ASSIGNMENT: Wherever the string "text" appears in the entries below, return the line that holds it.

━━━━━━━━━━━━━━━━━━━━

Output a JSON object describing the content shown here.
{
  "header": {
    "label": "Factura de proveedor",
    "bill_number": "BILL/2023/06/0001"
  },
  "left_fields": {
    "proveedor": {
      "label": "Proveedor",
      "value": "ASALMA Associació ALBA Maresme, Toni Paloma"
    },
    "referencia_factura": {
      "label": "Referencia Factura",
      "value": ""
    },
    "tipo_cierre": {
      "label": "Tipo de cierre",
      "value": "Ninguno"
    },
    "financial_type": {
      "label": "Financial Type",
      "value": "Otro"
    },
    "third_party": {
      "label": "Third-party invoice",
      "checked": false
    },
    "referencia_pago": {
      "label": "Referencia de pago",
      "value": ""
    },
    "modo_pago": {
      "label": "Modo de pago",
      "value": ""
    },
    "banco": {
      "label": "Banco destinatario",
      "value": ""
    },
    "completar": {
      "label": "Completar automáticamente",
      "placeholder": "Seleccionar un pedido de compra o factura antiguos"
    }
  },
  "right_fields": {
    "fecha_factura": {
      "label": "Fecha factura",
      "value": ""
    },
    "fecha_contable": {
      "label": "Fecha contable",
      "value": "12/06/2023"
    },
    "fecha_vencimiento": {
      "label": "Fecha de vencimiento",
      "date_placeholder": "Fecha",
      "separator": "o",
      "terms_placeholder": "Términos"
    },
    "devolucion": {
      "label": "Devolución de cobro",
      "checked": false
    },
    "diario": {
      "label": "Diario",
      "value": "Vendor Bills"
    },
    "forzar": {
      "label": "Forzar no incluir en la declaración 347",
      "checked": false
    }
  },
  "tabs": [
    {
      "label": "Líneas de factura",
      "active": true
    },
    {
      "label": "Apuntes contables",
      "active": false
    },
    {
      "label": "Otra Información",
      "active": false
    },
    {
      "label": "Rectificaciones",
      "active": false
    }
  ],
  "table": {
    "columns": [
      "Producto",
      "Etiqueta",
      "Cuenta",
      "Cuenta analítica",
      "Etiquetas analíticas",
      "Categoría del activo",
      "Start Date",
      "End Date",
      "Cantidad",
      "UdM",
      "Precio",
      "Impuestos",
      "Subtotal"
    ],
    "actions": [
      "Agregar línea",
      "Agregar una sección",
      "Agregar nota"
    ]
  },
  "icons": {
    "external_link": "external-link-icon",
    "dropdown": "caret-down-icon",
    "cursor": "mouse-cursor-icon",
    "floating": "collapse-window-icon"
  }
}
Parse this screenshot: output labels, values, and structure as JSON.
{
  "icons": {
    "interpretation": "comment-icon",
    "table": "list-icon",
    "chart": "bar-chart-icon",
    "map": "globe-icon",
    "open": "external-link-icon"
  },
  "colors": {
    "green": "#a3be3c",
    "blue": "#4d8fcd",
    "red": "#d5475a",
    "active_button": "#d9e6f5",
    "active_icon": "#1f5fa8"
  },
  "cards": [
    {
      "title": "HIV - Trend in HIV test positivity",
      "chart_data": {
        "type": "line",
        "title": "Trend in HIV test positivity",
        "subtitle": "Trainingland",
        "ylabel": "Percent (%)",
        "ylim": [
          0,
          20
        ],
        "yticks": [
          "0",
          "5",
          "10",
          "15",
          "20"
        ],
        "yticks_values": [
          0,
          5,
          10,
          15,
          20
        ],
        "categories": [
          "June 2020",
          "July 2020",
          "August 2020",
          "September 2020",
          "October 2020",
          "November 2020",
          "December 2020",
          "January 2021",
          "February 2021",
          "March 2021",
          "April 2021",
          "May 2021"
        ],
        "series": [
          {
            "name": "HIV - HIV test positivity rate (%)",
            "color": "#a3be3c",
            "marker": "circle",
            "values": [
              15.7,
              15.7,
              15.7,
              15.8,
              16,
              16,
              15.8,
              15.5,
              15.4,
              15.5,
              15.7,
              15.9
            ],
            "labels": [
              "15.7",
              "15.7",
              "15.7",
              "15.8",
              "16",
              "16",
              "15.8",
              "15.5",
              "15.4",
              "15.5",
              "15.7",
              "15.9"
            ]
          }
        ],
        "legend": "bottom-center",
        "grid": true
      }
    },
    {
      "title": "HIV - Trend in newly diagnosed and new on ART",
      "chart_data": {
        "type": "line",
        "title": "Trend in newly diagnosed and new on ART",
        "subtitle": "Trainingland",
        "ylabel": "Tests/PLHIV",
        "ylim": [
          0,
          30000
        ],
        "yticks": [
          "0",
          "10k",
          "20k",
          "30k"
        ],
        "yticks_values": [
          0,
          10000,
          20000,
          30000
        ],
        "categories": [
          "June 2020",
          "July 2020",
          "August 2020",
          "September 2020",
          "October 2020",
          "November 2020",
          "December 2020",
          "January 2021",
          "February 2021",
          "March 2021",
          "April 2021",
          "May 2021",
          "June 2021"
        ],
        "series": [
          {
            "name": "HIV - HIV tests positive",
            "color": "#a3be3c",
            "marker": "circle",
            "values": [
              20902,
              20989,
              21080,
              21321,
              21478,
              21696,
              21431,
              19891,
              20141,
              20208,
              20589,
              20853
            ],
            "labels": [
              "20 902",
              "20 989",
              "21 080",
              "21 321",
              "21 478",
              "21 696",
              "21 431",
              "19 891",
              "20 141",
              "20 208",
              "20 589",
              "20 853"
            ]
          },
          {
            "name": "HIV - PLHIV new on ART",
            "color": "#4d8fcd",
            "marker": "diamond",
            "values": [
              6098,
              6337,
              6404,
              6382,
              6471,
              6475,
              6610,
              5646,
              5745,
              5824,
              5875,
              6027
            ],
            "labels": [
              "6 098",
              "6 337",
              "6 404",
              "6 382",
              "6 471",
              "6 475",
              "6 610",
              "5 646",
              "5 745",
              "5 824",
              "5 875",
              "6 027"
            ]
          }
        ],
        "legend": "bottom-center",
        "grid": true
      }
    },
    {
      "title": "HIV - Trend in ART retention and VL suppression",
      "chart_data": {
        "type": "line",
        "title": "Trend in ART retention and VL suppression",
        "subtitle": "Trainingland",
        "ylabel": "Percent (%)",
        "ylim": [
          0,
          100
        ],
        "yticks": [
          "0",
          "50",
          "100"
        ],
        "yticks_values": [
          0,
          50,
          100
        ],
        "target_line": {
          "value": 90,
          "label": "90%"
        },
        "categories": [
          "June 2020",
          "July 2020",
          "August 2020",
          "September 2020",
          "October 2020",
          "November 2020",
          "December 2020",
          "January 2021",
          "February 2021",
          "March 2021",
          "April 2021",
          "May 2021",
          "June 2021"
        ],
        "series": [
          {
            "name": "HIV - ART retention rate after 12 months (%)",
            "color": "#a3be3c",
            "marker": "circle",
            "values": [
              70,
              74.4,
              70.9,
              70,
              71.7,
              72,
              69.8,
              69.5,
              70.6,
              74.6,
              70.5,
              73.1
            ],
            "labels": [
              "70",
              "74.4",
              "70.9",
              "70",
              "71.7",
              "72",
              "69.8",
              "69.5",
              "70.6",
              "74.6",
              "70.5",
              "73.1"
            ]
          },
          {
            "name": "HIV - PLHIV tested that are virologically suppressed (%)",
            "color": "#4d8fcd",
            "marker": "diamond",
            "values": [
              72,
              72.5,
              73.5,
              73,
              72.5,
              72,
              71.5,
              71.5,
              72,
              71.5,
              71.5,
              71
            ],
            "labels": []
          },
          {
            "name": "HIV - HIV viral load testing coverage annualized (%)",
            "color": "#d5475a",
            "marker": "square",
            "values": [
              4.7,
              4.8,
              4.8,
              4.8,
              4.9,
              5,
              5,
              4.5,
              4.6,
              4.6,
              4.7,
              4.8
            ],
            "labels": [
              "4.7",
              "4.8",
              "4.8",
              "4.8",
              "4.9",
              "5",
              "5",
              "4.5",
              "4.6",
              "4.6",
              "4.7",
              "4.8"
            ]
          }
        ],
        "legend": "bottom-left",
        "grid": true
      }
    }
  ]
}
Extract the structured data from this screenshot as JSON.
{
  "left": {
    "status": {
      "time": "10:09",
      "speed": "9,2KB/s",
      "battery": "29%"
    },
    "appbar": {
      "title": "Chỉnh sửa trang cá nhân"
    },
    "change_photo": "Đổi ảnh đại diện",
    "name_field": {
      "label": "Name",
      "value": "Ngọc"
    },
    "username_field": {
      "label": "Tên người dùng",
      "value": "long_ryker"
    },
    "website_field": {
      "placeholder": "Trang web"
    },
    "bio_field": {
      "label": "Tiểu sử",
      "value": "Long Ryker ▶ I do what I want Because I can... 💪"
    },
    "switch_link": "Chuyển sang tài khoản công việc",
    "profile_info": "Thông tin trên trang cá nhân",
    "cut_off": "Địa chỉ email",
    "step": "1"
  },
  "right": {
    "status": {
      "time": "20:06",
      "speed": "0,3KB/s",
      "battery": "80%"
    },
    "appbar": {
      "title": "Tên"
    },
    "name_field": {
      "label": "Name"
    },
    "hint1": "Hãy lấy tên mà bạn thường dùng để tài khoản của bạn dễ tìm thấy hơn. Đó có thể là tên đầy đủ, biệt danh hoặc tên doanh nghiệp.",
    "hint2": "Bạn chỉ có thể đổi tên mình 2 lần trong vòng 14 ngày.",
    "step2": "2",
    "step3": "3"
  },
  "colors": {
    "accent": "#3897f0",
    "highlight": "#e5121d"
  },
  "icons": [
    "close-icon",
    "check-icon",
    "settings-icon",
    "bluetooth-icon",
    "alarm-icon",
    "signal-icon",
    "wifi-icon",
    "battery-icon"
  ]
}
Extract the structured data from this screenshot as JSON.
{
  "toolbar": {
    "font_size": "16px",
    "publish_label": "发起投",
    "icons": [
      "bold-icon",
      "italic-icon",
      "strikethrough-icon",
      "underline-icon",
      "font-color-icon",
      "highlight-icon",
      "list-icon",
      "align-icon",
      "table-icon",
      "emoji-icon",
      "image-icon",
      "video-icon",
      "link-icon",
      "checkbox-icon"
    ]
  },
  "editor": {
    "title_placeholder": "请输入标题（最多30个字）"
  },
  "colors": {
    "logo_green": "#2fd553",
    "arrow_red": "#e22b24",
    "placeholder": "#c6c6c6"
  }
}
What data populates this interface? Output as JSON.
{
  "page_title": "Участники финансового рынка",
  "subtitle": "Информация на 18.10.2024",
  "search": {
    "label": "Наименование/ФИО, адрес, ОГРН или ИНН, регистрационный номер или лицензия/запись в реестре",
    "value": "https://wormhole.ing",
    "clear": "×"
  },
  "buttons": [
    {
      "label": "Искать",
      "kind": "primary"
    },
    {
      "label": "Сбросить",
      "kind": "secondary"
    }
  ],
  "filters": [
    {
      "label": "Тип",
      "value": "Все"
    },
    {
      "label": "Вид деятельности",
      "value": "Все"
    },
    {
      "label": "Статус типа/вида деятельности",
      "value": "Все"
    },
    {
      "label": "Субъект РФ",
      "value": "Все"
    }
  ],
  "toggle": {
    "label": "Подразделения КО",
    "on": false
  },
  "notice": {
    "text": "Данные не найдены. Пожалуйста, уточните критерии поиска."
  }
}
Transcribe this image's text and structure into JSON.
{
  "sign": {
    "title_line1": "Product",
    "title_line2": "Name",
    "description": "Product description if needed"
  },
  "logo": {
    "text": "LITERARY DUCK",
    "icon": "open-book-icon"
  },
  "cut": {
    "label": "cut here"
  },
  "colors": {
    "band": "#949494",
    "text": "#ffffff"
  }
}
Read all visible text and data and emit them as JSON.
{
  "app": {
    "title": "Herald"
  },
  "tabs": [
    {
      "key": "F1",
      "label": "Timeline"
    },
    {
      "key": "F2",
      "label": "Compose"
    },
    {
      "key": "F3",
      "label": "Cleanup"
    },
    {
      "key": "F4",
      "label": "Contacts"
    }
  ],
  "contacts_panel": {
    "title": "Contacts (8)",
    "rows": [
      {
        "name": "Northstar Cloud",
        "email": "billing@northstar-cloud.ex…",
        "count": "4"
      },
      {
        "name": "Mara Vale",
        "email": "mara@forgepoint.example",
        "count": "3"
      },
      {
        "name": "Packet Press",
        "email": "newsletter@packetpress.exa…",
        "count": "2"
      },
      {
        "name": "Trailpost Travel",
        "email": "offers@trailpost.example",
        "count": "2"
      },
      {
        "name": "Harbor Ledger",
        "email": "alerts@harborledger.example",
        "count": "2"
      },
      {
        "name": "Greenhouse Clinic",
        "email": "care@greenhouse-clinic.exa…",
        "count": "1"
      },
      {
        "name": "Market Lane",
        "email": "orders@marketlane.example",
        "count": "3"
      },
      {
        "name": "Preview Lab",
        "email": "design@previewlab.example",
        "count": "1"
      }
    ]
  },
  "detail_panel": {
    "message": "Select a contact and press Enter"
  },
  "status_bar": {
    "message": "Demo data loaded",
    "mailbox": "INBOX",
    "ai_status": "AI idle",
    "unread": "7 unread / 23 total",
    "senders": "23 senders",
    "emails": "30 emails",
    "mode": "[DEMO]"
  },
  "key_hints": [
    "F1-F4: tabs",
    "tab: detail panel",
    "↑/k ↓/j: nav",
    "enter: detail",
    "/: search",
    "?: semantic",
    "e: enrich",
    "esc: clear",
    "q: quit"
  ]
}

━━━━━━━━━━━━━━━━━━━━

REPLY TO THE EXERCISE:
    "text": "Данные не найдены. Пожалуйста, уточните критерии поиска."
Transcribe this image's text and structure into JSON.
    "text": "LITERARY DUCK",
    "text": "#ffffff"
Read all visible text and data and emit them as JSON.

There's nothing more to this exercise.